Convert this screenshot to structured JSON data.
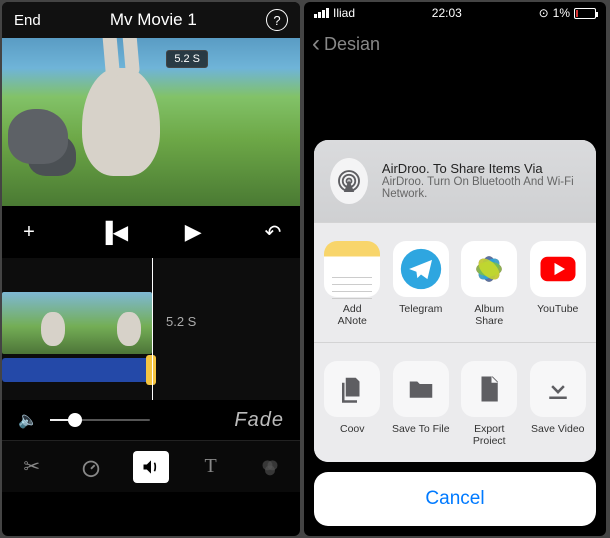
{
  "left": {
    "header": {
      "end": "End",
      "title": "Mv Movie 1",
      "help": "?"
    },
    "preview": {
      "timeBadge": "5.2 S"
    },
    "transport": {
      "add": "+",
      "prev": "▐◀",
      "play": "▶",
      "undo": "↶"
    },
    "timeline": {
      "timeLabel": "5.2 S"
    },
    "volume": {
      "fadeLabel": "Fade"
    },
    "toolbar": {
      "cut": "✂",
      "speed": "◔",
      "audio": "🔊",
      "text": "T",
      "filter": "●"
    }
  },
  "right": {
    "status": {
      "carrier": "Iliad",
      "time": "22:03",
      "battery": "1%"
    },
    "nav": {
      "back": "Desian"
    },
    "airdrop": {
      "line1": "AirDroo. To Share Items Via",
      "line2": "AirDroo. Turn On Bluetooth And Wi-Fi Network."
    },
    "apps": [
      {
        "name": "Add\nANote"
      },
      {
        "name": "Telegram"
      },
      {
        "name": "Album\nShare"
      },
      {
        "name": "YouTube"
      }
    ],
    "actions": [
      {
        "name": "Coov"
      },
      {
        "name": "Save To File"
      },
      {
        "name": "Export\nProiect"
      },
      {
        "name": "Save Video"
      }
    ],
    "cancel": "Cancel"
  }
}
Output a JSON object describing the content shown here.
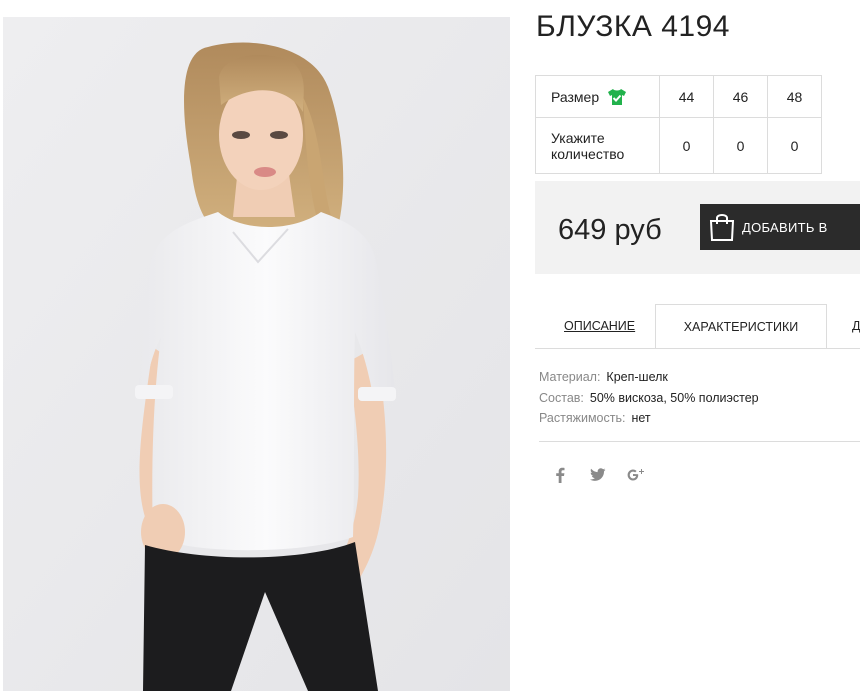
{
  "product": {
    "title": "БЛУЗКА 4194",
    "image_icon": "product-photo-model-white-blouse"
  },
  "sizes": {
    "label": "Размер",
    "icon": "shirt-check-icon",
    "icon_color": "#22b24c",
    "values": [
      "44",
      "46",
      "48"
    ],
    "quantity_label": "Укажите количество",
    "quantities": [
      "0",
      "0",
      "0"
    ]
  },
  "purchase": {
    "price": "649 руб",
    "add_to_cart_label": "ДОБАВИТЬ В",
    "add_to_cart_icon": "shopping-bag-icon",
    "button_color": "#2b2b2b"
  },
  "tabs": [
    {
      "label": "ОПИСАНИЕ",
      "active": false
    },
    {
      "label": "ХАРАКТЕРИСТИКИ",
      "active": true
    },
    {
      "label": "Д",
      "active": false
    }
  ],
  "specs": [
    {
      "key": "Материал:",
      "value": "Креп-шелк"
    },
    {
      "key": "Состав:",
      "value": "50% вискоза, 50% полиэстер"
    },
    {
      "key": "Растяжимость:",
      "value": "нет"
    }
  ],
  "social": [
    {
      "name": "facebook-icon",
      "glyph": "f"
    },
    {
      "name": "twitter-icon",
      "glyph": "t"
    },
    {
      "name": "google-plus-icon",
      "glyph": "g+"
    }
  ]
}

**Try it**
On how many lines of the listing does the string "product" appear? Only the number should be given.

**Solution**
2